▸ **MATERIAL PROVIDED**
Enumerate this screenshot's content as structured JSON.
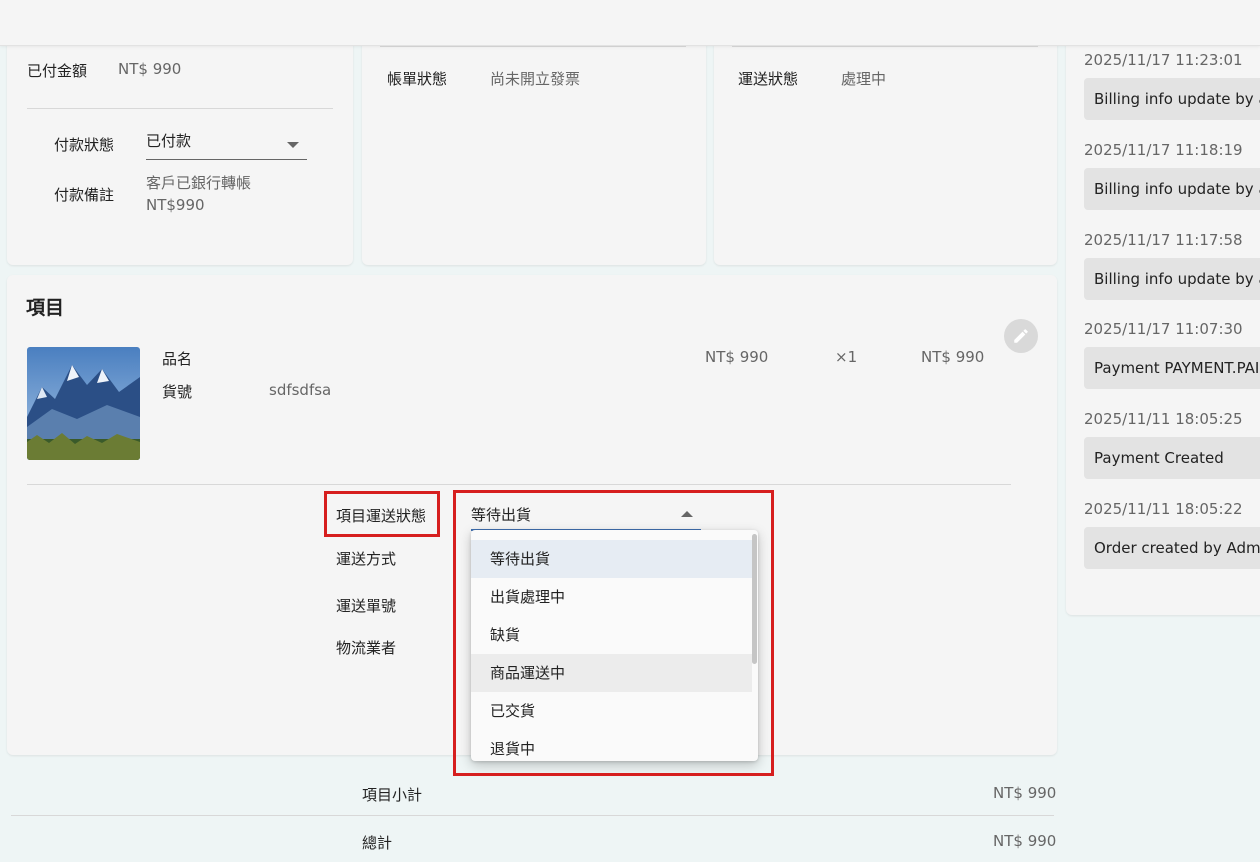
{
  "payment": {
    "paid_amount_label": "已付金額",
    "paid_amount_value": "NT$ 990",
    "status_label": "付款狀態",
    "status_value": "已付款",
    "note_label": "付款備註",
    "note_line1": "客戶已銀行轉帳",
    "note_line2": "NT$990"
  },
  "billing": {
    "status_label": "帳單狀態",
    "status_value": "尚未開立發票"
  },
  "shipping": {
    "status_label": "運送狀態",
    "status_value": "處理中"
  },
  "items": {
    "title": "項目",
    "product": {
      "name_label": "品名",
      "sku_label": "貨號",
      "sku_value": "sdfsdfsa",
      "unit_price": "NT$ 990",
      "quantity": "×1",
      "total": "NT$ 990"
    },
    "fields": {
      "ship_status_label": "項目運送狀態",
      "ship_status_value": "等待出貨",
      "ship_method_label": "運送方式",
      "tracking_label": "運送單號",
      "carrier_label": "物流業者"
    },
    "dropdown_options": [
      "等待出貨",
      "出貨處理中",
      "缺貨",
      "商品運送中",
      "已交貨",
      "退貨中"
    ]
  },
  "summary": {
    "subtotal_label": "項目小計",
    "subtotal_value": "NT$ 990",
    "total_label": "總計",
    "total_value": "NT$ 990"
  },
  "activity": [
    {
      "time": "2025/11/17 11:23:01",
      "message": "Billing info update by admin"
    },
    {
      "time": "2025/11/17 11:18:19",
      "message": "Billing info update by admin"
    },
    {
      "time": "2025/11/17 11:17:58",
      "message": "Billing info update by admin"
    },
    {
      "time": "2025/11/17 11:07:30",
      "message": "Payment PAYMENT.PAID"
    },
    {
      "time": "2025/11/11 18:05:25",
      "message": "Payment Created"
    },
    {
      "time": "2025/11/11 18:05:22",
      "message": "Order created by Admin"
    }
  ],
  "colors": {
    "highlight": "#d61f1f",
    "selected_bg": "#e6ecf3"
  },
  "icons": {
    "edit": "pencil-icon",
    "dropdown": "caret-icon"
  }
}
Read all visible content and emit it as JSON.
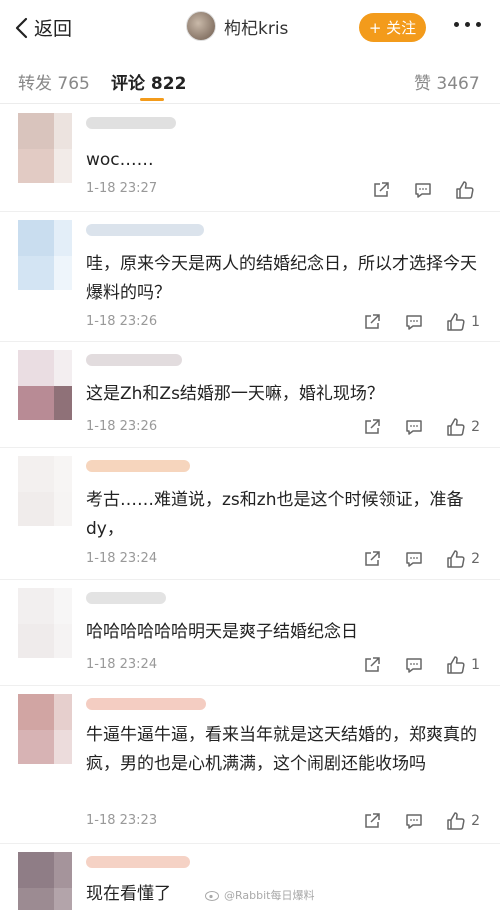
{
  "header": {
    "back_label": "返回",
    "profile_name": "枸杞kris",
    "follow_label": "+ 关注"
  },
  "tabs": {
    "repost": "转发 765",
    "comment": "评论 822",
    "like": "赞 3467"
  },
  "comments": [
    {
      "text": "woc……",
      "time": "1-18 23:27",
      "likes": ""
    },
    {
      "text": "哇，原来今天是两人的结婚纪念日，所以才选择今天爆料的吗？",
      "time": "1-18 23:26",
      "likes": "1"
    },
    {
      "text": "这是Zh和Zs结婚那一天嘛，婚礼现场？",
      "time": "1-18 23:26",
      "likes": "2"
    },
    {
      "text": "考古……难道说，zs和zh也是这个时候领证，准备dy，",
      "time": "1-18 23:24",
      "likes": "2"
    },
    {
      "text": "哈哈哈哈哈哈明天是爽子结婚纪念日",
      "time": "1-18 23:24",
      "likes": "1"
    },
    {
      "text": "牛逼牛逼牛逼，看来当年就是这天结婚的，郑爽真的疯，男的也是心机满满，这个闹剧还能收场吗",
      "time": "1-18 23:23",
      "likes": "2"
    },
    {
      "text": "现在看懂了",
      "time": "",
      "likes": ""
    }
  ],
  "watermark": "@Rabbit每日爆料",
  "colors": {
    "accent": "#f39b1b",
    "avatar_palettes": [
      [
        "#d9c4bd",
        "#ece3df",
        "#e2cbc4",
        "#f2ebe8"
      ],
      [
        "#c9ddef",
        "#e3eef8",
        "#d3e4f3",
        "#eef5fb"
      ],
      [
        "#eadde2",
        "#f3eef0",
        "#b88b95",
        "#8f7178"
      ],
      [
        "#f3f0ef",
        "#f7f5f4",
        "#f0eceb",
        "#f6f4f3"
      ],
      [
        "#f2efef",
        "#f7f6f6",
        "#efebeb",
        "#f5f3f3"
      ],
      [
        "#d1a5a3",
        "#e6cfcd",
        "#d7b3b4",
        "#ecdcdc"
      ],
      [
        "#8f7d86",
        "#a5949b",
        "#9c8b92",
        "#b3a4aa"
      ]
    ],
    "name_blurs": [
      "#d5d5d5",
      "#cfd9e5",
      "#d8d0d3",
      "#f3c7a7",
      "#d9d9d9",
      "#f0bcae",
      "#f2c3b1"
    ]
  }
}
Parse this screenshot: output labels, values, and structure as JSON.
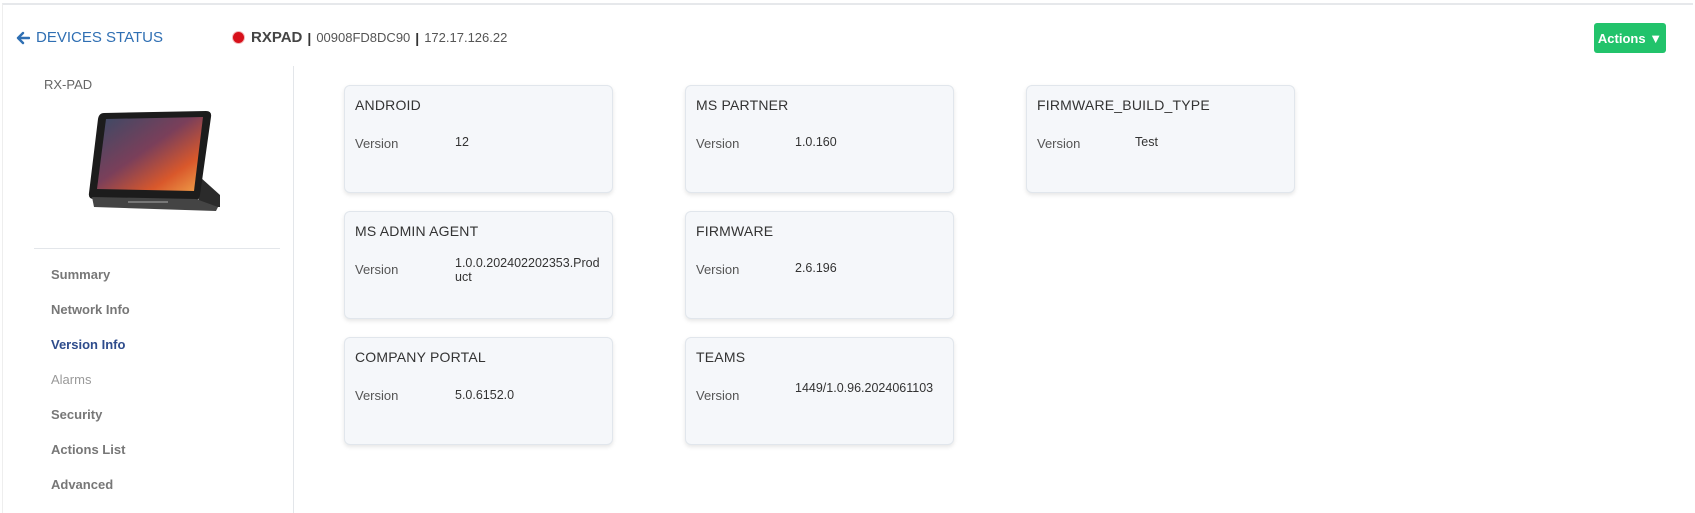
{
  "header": {
    "back_label": "DEVICES STATUS",
    "device_name": "RXPAD",
    "separator": "|",
    "mac": "00908FD8DC90",
    "ip": "172.17.126.22",
    "status_color": "#d7101a",
    "actions_label": "Actions ▼"
  },
  "sidebar": {
    "device_model": "RX-PAD",
    "items": [
      {
        "label": "Summary"
      },
      {
        "label": "Network Info"
      },
      {
        "label": "Version Info"
      },
      {
        "label": "Alarms"
      },
      {
        "label": "Security"
      },
      {
        "label": "Actions List"
      },
      {
        "label": "Advanced"
      }
    ],
    "active_item": "Version Info"
  },
  "cards": [
    {
      "title": "ANDROID",
      "key": "Version",
      "value": "12"
    },
    {
      "title": "MS PARTNER",
      "key": "Version",
      "value": "1.0.160"
    },
    {
      "title": "FIRMWARE_BUILD_TYPE",
      "key": "Version",
      "value": "Test"
    },
    {
      "title": "MS ADMIN AGENT",
      "key": "Version",
      "value": "1.0.0.202402202353.Product"
    },
    {
      "title": "FIRMWARE",
      "key": "Version",
      "value": "2.6.196"
    },
    {
      "title": "COMPANY PORTAL",
      "key": "Version",
      "value": "5.0.6152.0"
    },
    {
      "title": "TEAMS",
      "key": "Version",
      "value": "1449/1.0.96.2024061103"
    }
  ],
  "colors": {
    "accent": "#2f6fb3",
    "actions_button": "#22c36b",
    "active_nav": "#2e4c8c"
  }
}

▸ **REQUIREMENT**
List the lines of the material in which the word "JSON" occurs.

▸ **RESULT**
Enumerate this screenshot's content as structured JSON.
Read all visible content and emit it as JSON.
Parse this screenshot: output labels, values, and structure as JSON.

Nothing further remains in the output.